From the harbour, a long sand-bank stretches across the entrance, or rather estuary, and it must be approached on the south point, on which is Carpenter's rock, to be seen at low water but covered at high, which ships safely avoid by taking a wide berth...The only danger to be apprehended is during the Tornado season, when such is its violence that ships are frequently driven from their anchors. The appearance of the Colony from sea is particularly marked by a high-peaked mountain, which, from its conical shape, is commonly called the “sugar-loaf” in the neighborhood of which are three other hills of minor attraction. The most elevated is seen above the clouds, and may be described at the distance of thirty or forty miles, perhaps more, long before the low land. (William Whitaker Shreeve. Sierra Leone: The Principal British Colony on the Western Coast of Africa, 1847 pp 21.).
Freetown's peninsula is about 18 miles long from north-west to south-east by about 12 broad. It lies bet…
Andrew Keili's shrewd, introspective, oftentimes hilarious commentaries in Ponder My Thoughts Vol. 1 are much like the opinion articles he wrote in the mid-2000s, when he explained post-war Sierra Leone, its management, or lack of it, in local, regional, and national government.
How we see things depends on where we stand on Sierra Leonean--ness, society, and politics.
Keili's book, Ponder My Thoughts, captures a year (2013) in observations and stories, but it's not a time capsule. It's information you can use—contemporary Sierra Leonean history pieced together one op-ed at a time.
Remember that debate surrounding misuse of funds from GAVI? The global vaccine alliance that buys vaccines with Gavi funding, procured through UNICEF directly with the manufacturer, and delivered to low-income countries like Sierra Leone?
Keili's columns start with the uncompromising subject of misuse of funds in public life and how Sierra Leone doesn't learn from mistakes.
At104-pages Siaka Kroma’s novel Manners Maketh Man: Adventures of a Bo School Boy is a fraction of Sama Banya’s 484-page autobiography Looking Back, My Life and Times, but the cross references and descriptions of Bo Town and Bo School are fascinating. Together, both books make a study of how one school enforced national consciousness in Sierra Leonean education.

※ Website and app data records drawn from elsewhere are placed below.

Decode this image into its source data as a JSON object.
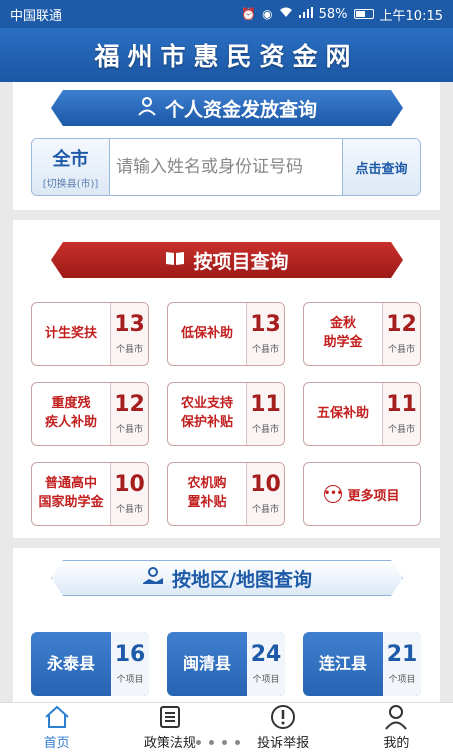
{
  "status_bar": {
    "carrier": "中国联通",
    "battery": "58%",
    "battery_level": 0.58,
    "time": "上午10:15",
    "icons": [
      "alarm-icon",
      "eye-icon",
      "wifi-icon",
      "signal-icon",
      "battery-icon"
    ]
  },
  "header": {
    "title": "福州市惠民资金网"
  },
  "personal_query": {
    "banner": "个人资金发放查询",
    "banner_icon": "person-coin-icon",
    "city": "全市",
    "switch_label": "[切换县(市)]",
    "search_placeholder": "请输入姓名或身份证号码",
    "search_button": "点击查询"
  },
  "project_query": {
    "banner": "按项目查询",
    "banner_icon": "book-icon",
    "items": [
      {
        "name": "计生奖扶",
        "count": "13",
        "unit": "个县市"
      },
      {
        "name": "低保补助",
        "count": "13",
        "unit": "个县市"
      },
      {
        "name": "金秋\n助学金",
        "count": "12",
        "unit": "个县市"
      },
      {
        "name": "重度残\n疾人补助",
        "count": "12",
        "unit": "个县市"
      },
      {
        "name": "农业支持\n保护补贴",
        "count": "11",
        "unit": "个县市"
      },
      {
        "name": "五保补助",
        "count": "11",
        "unit": "个县市"
      },
      {
        "name": "普通高中\n国家助学金",
        "count": "10",
        "unit": "个县市"
      },
      {
        "name": "农机购\n置补贴",
        "count": "10",
        "unit": "个县市"
      }
    ],
    "more_label": "更多项目",
    "more_icon": "ellipsis-circle-icon"
  },
  "region_query": {
    "banner": "按地区/地图查询",
    "banner_icon": "map-icon",
    "items": [
      {
        "name": "永泰县",
        "count": "16",
        "unit": "个项目"
      },
      {
        "name": "闽清县",
        "count": "24",
        "unit": "个项目"
      },
      {
        "name": "连江县",
        "count": "21",
        "unit": "个项目"
      }
    ]
  },
  "bottom_nav": [
    {
      "label": "首页",
      "icon": "home-icon",
      "active": true
    },
    {
      "label": "政策法规",
      "icon": "document-icon",
      "active": false
    },
    {
      "label": "投诉举报",
      "icon": "alert-icon",
      "active": false
    },
    {
      "label": "我的",
      "icon": "user-icon",
      "active": false
    }
  ],
  "colors": {
    "primary_blue": "#1d5aa8",
    "accent_red": "#b02320",
    "active_nav": "#2f7fd1"
  }
}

In Banya’s story, it is the second week of March 1940 when he arrives at Bo School, which by then had only about 90 pupils enrolled. From Looking Back, we learn that Bo School was patterned after the British public school system. The boys were divided into dormitories named after European cities: London, Liverpool, Paris, and Manchester. Equally, we also learn about the school’s original mission to integrate the “sons and nominees of chiefs” from Northern and Southern Sierra Leone, “promoting nationally-unifying doctrines, beliefs, personalities, and languages.”

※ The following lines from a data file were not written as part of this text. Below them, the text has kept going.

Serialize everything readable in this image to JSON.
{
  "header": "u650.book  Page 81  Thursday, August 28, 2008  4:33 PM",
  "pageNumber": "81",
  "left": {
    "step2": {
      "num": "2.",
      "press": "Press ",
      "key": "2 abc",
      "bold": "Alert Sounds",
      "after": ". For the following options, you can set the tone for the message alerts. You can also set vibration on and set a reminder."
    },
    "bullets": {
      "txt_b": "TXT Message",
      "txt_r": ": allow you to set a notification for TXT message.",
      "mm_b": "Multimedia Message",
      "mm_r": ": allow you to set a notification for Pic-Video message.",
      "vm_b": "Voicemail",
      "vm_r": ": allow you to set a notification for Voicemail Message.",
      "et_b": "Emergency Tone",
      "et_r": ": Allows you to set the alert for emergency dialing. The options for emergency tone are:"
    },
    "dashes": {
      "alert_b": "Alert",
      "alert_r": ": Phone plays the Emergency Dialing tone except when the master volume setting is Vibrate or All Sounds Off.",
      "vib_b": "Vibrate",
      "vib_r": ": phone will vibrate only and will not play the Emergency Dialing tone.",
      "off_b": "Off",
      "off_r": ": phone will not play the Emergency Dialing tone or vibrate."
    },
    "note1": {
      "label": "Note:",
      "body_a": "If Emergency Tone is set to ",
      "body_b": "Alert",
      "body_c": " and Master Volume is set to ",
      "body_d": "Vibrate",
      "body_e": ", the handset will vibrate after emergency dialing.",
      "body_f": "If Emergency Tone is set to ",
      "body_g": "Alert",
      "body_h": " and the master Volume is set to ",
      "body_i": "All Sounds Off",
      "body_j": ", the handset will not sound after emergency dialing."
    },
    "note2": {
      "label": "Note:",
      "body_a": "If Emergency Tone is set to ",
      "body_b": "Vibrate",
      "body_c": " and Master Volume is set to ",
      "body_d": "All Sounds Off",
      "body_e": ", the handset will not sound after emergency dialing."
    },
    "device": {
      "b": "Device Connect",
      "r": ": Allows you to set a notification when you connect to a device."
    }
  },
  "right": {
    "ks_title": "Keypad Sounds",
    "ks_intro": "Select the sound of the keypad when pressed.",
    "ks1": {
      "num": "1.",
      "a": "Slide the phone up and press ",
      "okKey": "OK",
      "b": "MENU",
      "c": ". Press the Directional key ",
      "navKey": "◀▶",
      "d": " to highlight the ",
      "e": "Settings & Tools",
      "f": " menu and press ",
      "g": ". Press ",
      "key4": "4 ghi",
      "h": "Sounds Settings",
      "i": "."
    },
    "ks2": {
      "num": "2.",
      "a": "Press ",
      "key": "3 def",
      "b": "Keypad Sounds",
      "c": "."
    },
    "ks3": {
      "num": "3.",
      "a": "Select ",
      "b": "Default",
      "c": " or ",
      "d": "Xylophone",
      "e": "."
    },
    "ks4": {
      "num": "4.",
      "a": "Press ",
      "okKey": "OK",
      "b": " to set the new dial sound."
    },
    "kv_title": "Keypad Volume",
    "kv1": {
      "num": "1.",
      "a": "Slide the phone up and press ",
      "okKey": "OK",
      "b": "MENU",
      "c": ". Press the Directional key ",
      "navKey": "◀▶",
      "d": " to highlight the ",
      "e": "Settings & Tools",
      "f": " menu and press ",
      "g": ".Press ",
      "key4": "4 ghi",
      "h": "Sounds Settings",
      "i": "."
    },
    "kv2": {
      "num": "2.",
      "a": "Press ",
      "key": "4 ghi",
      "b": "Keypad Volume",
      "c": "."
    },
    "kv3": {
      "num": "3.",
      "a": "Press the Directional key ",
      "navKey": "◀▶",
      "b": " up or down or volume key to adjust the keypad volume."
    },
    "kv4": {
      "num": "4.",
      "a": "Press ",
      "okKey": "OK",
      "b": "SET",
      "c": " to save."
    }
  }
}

One of the highlights in Banya’s “Bo School Years” chapter i…